ALERT: Largest Bank Failure Since Great Recession

( – HAPPENING NOW: The Federal Deposit Insurance Corp. (FDIC) announced on Friday that the Silicon Valley Bank (SVB) has been closed by financial regulators, and its deposits have been taken over.

This marks the largest failure of a U.S. bank since the global financial crisis over a decade ago.

The collapse of SVB, a crucial player in the tech and venture capital industry, has left many companies and wealthy individuals uncertain about their funds.

According to regulatory press releases, the California Department of Financial Protection and Innovation closed SVB and appointed the FDIC as the receiver. The FDIC then established the Deposit Insurance National Bank of Santa Clara, which now holds the insured deposits from SVB.

The FDIC stated that insured depositors would be able to access their deposits by Monday morning and that SVB’s branch offices will reopen at that time, under FDIC control. SVB’s official checks will continue to clear.

The FDIC’s standard insurance covers up to $250,000 per depositor per bank for each account ownership category. The regulator stated that uninsured depositors will receive receivership certificates for their balances and that it will pay an advanced dividend to uninsured depositors within the next week, with the possibility of additional dividend payments as the regulator sells SVB’s assets.

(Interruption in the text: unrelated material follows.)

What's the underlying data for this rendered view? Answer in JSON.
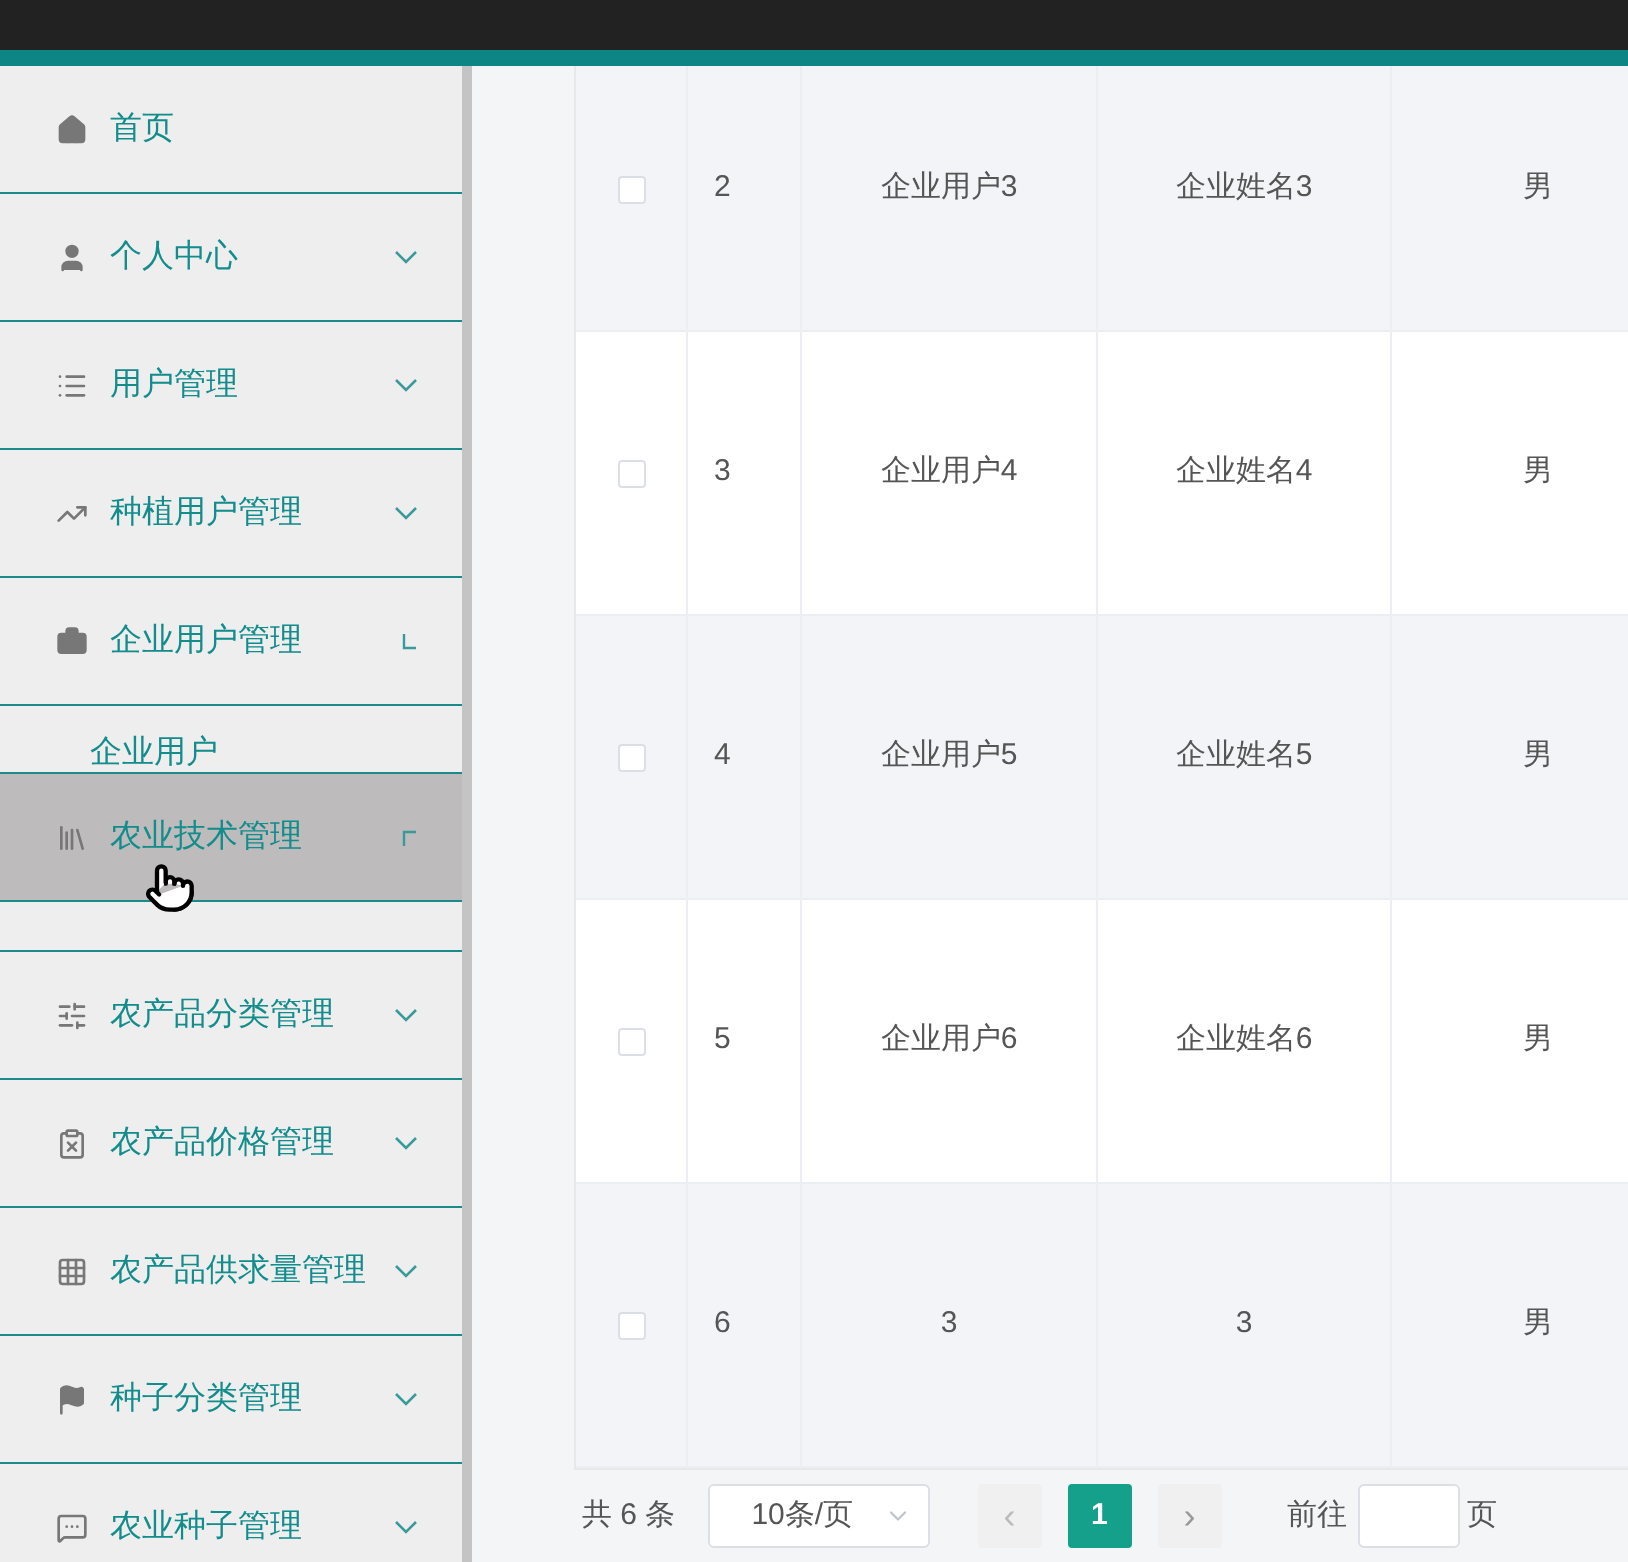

The return of funds for depositors with more than $250,000 will depend on the amount the regulator receives from selling Silicon Valley assets or if another bank takes ownership of the remaining assets. There are concerns that some companies may face difficulties making payroll until this process is completed.

As of December 31st, SVB had roughly $209 billion in total assets and $175.4 billion in total deposits. However, the FDIC stated that what portion of these deposits exceed the insurance limit is unclear. The last bank failure of this magnitude was Washington Mutual in 2008, which had $307 billion in assets.

The closure of SVB will impact deposits, credit facilities, and other forms of financing. The FDIC advised loan customers of SVB to continue making their payments as normal.

The bank’s rapid downfall comes after it announced on Wednesday that it sought to raise over $2 billion in additional capital following a $1.8 billion loss on asset sales. The parent company, SVB Financial Group, saw its shares drop 60% on Thursday and another 60% in premarket trading on Friday before trading was halted.

While many Wall Street analysts believe that SVB’s struggles will not spread to the broader banking system, shares of other midsized and regional banks were under pressure on Friday.

CNBC’s David Faber reported that efforts to raise capital failed and that SVB was pivoting toward a potential sale, but a rapid outflow of deposits was complicating the sale process.

Treasury Secretary Janet Yellen stated that she was “monitoring very carefully” developments at a few banks during her testimony before the House Ways and Means Committee on Friday morning. Yellen then convened a meeting with top officials from the Fed, FDIC, and Comptroller of the Currency to discuss the situation at SVB specifically.